━━━ MATERIAL SHOWN ━━━
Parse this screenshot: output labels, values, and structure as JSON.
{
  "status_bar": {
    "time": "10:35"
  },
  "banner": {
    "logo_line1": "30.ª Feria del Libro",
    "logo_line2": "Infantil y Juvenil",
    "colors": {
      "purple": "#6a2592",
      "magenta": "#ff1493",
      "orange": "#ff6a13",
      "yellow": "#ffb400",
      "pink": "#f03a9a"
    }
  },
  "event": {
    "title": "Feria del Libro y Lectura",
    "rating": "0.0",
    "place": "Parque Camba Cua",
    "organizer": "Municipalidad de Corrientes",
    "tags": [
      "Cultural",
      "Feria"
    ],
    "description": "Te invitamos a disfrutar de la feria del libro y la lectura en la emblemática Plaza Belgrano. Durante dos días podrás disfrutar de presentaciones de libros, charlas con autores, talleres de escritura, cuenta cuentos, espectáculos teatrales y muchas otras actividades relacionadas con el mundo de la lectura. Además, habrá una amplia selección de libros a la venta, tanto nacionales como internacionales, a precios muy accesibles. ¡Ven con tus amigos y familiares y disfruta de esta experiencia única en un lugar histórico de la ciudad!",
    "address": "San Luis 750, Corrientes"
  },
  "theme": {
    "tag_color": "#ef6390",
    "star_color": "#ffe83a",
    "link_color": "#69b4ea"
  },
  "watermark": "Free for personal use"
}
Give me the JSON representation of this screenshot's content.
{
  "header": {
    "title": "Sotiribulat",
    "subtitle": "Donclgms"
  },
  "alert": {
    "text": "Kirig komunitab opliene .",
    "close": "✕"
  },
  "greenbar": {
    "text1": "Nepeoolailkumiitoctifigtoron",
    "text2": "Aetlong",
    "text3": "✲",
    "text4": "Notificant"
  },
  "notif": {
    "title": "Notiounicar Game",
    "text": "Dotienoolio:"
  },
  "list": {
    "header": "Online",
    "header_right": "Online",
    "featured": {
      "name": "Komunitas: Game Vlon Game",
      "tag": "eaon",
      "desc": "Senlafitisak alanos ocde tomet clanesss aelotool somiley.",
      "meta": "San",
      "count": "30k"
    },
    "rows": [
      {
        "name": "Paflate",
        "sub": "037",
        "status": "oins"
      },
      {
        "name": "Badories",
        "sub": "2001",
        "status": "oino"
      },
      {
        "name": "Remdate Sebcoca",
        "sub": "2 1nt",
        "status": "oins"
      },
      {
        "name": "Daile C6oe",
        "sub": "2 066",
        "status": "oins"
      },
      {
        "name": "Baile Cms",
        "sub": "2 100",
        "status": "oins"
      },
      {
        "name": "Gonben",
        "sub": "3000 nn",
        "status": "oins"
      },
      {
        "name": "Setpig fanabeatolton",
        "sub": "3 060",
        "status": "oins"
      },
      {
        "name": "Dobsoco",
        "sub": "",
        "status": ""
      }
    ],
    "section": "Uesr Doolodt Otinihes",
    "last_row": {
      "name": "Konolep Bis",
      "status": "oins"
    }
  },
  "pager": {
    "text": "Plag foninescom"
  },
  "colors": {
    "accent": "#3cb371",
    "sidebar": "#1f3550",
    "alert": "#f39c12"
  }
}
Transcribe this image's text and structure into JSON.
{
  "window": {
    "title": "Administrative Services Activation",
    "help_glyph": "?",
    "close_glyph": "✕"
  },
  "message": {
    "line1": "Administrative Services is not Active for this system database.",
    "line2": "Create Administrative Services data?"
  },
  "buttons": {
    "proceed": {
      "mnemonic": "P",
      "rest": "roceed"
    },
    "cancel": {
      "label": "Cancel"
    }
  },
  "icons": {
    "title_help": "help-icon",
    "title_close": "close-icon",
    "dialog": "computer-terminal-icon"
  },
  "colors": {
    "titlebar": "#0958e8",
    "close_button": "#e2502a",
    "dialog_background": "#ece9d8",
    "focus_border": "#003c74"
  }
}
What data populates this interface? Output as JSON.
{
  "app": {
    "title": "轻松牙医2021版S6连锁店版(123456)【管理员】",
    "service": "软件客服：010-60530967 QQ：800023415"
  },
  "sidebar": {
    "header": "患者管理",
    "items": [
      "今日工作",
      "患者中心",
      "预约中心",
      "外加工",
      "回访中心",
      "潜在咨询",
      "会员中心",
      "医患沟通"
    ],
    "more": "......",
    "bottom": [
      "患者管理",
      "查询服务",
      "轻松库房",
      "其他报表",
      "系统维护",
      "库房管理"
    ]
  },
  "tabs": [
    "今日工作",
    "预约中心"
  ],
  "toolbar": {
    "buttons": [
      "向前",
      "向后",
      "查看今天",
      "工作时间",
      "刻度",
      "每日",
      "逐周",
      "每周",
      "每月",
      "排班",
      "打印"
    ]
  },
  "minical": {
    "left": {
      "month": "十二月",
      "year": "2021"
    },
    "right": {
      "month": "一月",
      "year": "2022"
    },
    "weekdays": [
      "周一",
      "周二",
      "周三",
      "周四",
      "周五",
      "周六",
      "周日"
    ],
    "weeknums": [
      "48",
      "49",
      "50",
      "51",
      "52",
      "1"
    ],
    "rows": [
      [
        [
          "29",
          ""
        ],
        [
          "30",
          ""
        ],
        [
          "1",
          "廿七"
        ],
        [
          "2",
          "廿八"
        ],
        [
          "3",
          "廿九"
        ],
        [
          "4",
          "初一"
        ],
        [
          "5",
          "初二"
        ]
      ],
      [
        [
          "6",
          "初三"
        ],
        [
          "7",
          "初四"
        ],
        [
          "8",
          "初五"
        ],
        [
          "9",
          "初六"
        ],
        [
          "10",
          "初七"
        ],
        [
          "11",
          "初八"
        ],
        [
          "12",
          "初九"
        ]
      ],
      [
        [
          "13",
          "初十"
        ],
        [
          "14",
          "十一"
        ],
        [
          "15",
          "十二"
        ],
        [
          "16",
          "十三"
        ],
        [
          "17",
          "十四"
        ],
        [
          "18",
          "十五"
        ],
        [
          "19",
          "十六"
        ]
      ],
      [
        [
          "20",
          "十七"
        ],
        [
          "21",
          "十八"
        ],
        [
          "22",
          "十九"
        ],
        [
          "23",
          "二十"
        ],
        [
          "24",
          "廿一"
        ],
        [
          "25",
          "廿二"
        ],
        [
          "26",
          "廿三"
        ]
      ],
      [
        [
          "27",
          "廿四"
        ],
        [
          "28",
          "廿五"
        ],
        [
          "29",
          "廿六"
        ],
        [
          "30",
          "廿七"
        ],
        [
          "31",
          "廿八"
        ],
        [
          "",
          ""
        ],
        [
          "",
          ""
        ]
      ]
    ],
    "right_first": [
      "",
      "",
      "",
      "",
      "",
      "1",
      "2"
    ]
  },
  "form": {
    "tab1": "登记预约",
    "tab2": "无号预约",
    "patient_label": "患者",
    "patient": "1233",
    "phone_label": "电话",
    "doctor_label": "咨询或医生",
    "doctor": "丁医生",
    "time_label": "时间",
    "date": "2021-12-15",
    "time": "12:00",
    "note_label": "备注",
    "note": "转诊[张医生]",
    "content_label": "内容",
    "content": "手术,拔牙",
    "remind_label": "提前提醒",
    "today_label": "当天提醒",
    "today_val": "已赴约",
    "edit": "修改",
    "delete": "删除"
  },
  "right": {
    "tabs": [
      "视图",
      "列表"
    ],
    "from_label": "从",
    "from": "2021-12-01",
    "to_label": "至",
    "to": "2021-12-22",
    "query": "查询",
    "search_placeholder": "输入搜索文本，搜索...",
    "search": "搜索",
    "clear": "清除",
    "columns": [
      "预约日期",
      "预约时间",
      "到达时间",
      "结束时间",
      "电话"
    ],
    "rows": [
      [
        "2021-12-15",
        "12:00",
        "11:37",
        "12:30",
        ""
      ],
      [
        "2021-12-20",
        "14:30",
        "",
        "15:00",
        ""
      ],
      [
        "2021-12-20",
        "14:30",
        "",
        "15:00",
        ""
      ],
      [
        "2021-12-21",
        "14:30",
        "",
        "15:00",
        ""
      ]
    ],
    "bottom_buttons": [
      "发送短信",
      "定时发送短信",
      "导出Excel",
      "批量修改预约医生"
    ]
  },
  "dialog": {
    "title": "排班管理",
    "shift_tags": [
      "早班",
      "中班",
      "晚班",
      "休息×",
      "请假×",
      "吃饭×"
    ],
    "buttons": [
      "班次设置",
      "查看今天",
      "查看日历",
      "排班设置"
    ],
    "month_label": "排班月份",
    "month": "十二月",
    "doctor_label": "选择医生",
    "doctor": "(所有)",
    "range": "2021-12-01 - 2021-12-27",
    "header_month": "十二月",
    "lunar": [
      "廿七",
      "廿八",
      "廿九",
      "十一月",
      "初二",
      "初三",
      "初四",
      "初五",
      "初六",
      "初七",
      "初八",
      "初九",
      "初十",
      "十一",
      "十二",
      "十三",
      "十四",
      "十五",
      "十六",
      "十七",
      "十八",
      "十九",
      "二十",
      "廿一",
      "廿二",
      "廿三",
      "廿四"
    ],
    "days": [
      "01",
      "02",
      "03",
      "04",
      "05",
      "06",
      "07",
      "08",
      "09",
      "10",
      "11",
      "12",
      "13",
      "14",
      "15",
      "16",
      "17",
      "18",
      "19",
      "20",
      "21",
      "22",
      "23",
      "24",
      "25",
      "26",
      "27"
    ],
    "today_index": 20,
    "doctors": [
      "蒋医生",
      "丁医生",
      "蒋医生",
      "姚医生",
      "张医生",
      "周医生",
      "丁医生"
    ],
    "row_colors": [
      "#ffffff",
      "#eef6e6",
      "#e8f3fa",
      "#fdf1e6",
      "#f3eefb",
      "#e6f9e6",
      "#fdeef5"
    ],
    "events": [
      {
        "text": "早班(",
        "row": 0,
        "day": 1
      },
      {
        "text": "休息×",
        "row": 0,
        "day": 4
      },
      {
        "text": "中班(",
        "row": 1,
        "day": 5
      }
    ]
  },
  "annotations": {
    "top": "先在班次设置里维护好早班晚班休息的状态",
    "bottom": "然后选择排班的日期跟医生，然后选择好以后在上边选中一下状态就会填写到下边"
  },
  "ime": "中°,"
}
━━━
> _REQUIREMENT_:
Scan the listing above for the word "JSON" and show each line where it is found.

> _OUTPUT FOR THIS EXERCISE_:
Parse this screenshot: output labels, values, and structure as JSON.
Give me the JSON representation of this screenshot's content.
Transcribe this image's text and structure into JSON.
What data populates this interface? Output as JSON.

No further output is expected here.